Indigenous migrants have created communities all along—in reality, a single expanding community, composed of many different settlements. Their traditions become a rich source of experience migrants draw on as they seek work, social justice, and to preserve their culture. But for indigenous communities, migration has complicated social costs and benefits. It threatens cultural practices and indigenous languages, which become harder to preserve hundreds of miles from their towns of origin. Migration often seems, especially to the young, a more profitable alternative to education. It exacerbates social and economic divisions, as some families have access to remittances and others don’t. But it has also become an economic necessity, and the families of those who take the migration road often do benefit, although they risk danger and debt to receive its rewards.
The new plan is a regular premium plan for parents aged between 20 years to 50 years, for the benefit of their children who fall within the age group of 0–12 years
Sahara India Life Insurance Co Ltd, the life insurance company of Sahara India Pariwar and the first wholly owned Indian life Insurance company in the country, has launched a traditional Plan, ‘Sahara Vatsalya Jeevan Bima’, which is aimed at meeting the education requirements of the children of the policyholder. The new plan is a regular premium plan for parents aged between 20 years to 50 years, for the benefit of their children who fall within the age group of 0–12 years.
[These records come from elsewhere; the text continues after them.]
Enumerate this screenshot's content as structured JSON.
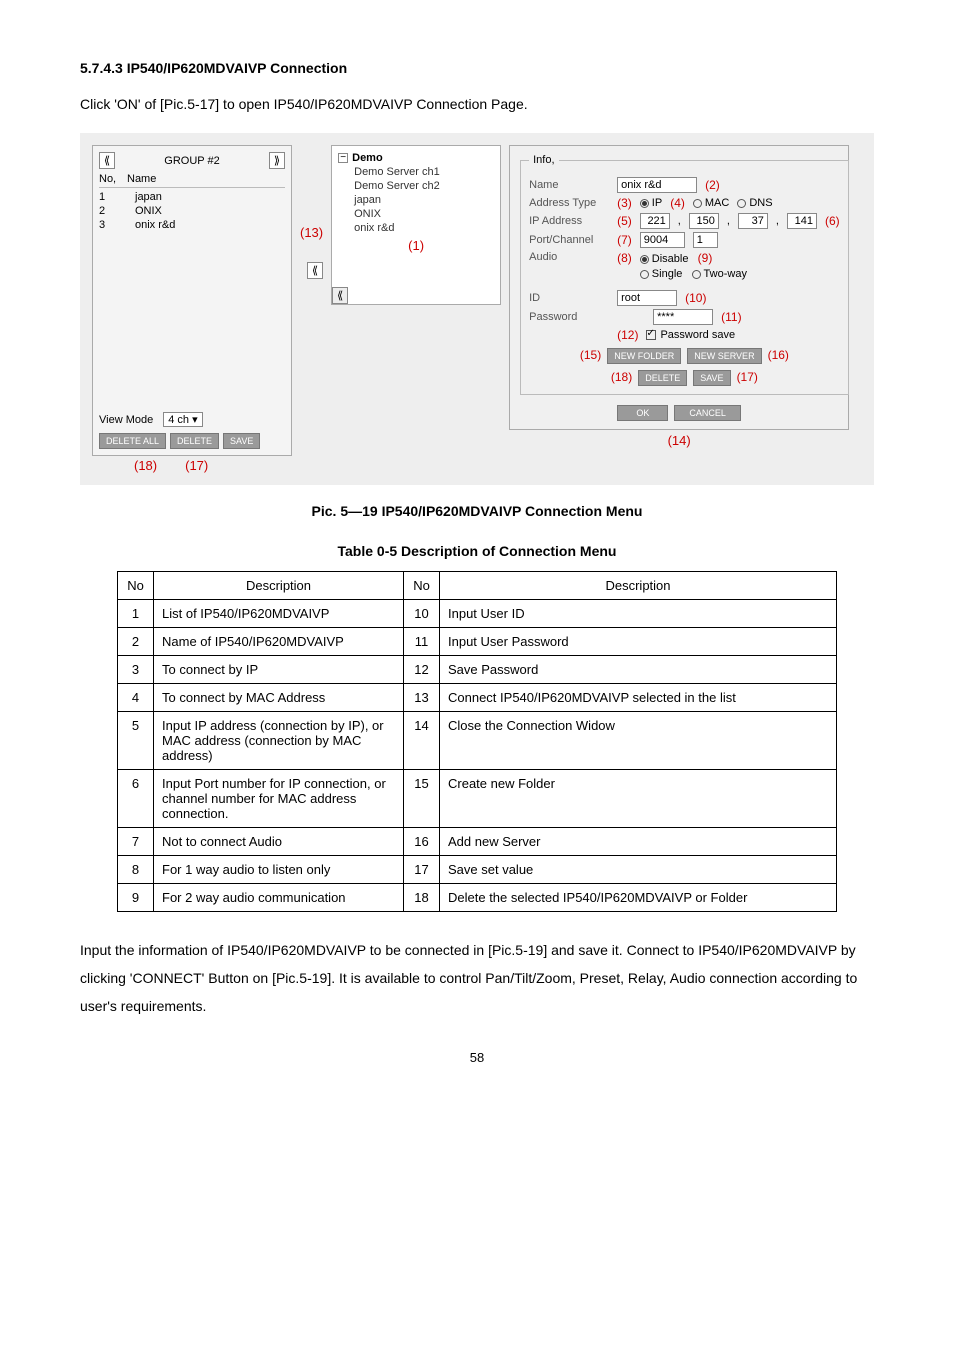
{
  "heading": "5.7.4.3 IP540/IP620MDVAIVP Connection",
  "intro": "Click 'ON' of [Pic.5-17] to open IP540/IP620MDVAIVP Connection Page.",
  "screenshot": {
    "left": {
      "groupLabel": "GROUP #2",
      "colNo": "No,",
      "colName": "Name",
      "rows": [
        {
          "no": "1",
          "name": "japan"
        },
        {
          "no": "2",
          "name": "ONIX"
        },
        {
          "no": "3",
          "name": "onix r&d"
        }
      ],
      "viewModeLabel": "View Mode",
      "viewModeValue": "4 ch",
      "btnDeleteAll": "DELETE ALL",
      "btnDelete": "DELETE",
      "btnSave": "SAVE"
    },
    "annot": {
      "n13": "(13)",
      "n1": "(1)",
      "n18": "(18)",
      "n17": "(17)",
      "n2": "(2)",
      "n3": "(3)",
      "n4": "(4)",
      "n5": "(5)",
      "n6": "(6)",
      "n7": "(7)",
      "n8": "(8)",
      "n9": "(9)",
      "n10": "(10)",
      "n11": "(11)",
      "n12": "(12)",
      "n15": "(15)",
      "n16": "(16)",
      "n14": "(14)"
    },
    "tree": {
      "root": "Demo",
      "items": [
        "Demo Server ch1",
        "Demo Server ch2",
        "japan",
        "ONIX",
        "onix r&d"
      ]
    },
    "right": {
      "legend": "Info,",
      "nameLabel": "Name",
      "nameValue": "onix r&d",
      "addrTypeLabel": "Address Type",
      "radioIP": "IP",
      "radioMAC": "MAC",
      "radioDNS": "DNS",
      "ipLabel": "IP Address",
      "ip1": "221",
      "ip2": "150",
      "ip3": "37",
      "ip4": "141",
      "portLabel": "Port/Channel",
      "portValue": "9004",
      "chValue": "1",
      "audioLabel": "Audio",
      "audioDisable": "Disable",
      "audioSingle": "Single",
      "audioTwo": "Two-way",
      "idLabel": "ID",
      "idValue": "root",
      "pwLabel": "Password",
      "pwValue": "****",
      "pwSave": "Password save",
      "btnNewFolder": "NEW FOLDER",
      "btnNewServer": "NEW SERVER",
      "btnDelete": "DELETE",
      "btnSave": "SAVE",
      "btnOk": "OK",
      "btnCancel": "CANCEL"
    }
  },
  "figCaption": "Pic. 5—19   IP540/IP620MDVAIVP   Connection Menu",
  "tableTitle": "Table 0-5 Description of Connection Menu",
  "table": {
    "hNo": "No",
    "hDesc": "Description",
    "rows": [
      {
        "n1": "1",
        "d1": "List of IP540/IP620MDVAIVP",
        "n2": "10",
        "d2": "Input User ID"
      },
      {
        "n1": "2",
        "d1": "Name of IP540/IP620MDVAIVP",
        "n2": "11",
        "d2": "Input User Password"
      },
      {
        "n1": "3",
        "d1": "To connect by IP",
        "n2": "12",
        "d2": "Save Password"
      },
      {
        "n1": "4",
        "d1": "To connect by MAC Address",
        "n2": "13",
        "d2": "Connect IP540/IP620MDVAIVP selected in the list"
      },
      {
        "n1": "5",
        "d1": "Input IP address (connection by IP), or MAC address (connection by MAC address)",
        "n2": "14",
        "d2": "Close the Connection Widow"
      },
      {
        "n1": "6",
        "d1": "Input Port number for IP connection, or channel number for MAC address connection.",
        "n2": "15",
        "d2": "Create new Folder"
      },
      {
        "n1": "7",
        "d1": "Not to connect Audio",
        "n2": "16",
        "d2": "Add new Server"
      },
      {
        "n1": "8",
        "d1": "For 1 way audio to listen only",
        "n2": "17",
        "d2": "Save set value"
      },
      {
        "n1": "9",
        "d1": "For 2 way audio communication",
        "n2": "18",
        "d2": "Delete the selected IP540/IP620MDVAIVP or Folder"
      }
    ]
  },
  "footer": "Input the information of IP540/IP620MDVAIVP to be connected in [Pic.5-19] and save it. Connect to IP540/IP620MDVAIVP by clicking 'CONNECT' Button on [Pic.5-19]. It is available to control Pan/Tilt/Zoom, Preset, Relay, Audio connection according to user's requirements.",
  "pageNum": "58"
}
As per the policy, once the child (nominee) attains the age of 19 years, the policyholder shall receive an education benefit in the form of 4 annual installments @ 20%, 25%, 25% and 30% of sum assured payable at the end of each of last 4 policy anniversaries, respectively. The policy will mature when the child attains the age of 22 years and at that time, all vested bonuses shall be paid along with the last installment. In case of unfortunate death of the parent (life assured), the sum assured along with the vested bonus shall be paid immediately to the nominee. The future premiums will no longer be payable by the nominee under the policy. Instead, from the next policy year after death of life assured, each annual installment of 10% of sum assured shall be paid to the appointee of the nominee every year, till the child attains the age of 18 years. Further, an ‘Education Benefit’ in the form of 4 annual installments @ 20%, 25%, 25% and 30% of sum assured will be payable at the end of each of last 4 policy anniversaries, respectively.
Accidental benefit and permanent disability benefit rider is also available under the plan. The rider can be added by paying an additional nominal premium. The premiums paid under the policy are eligible for Income Tax benefits under section 80C of the Income Tax Act, 1961.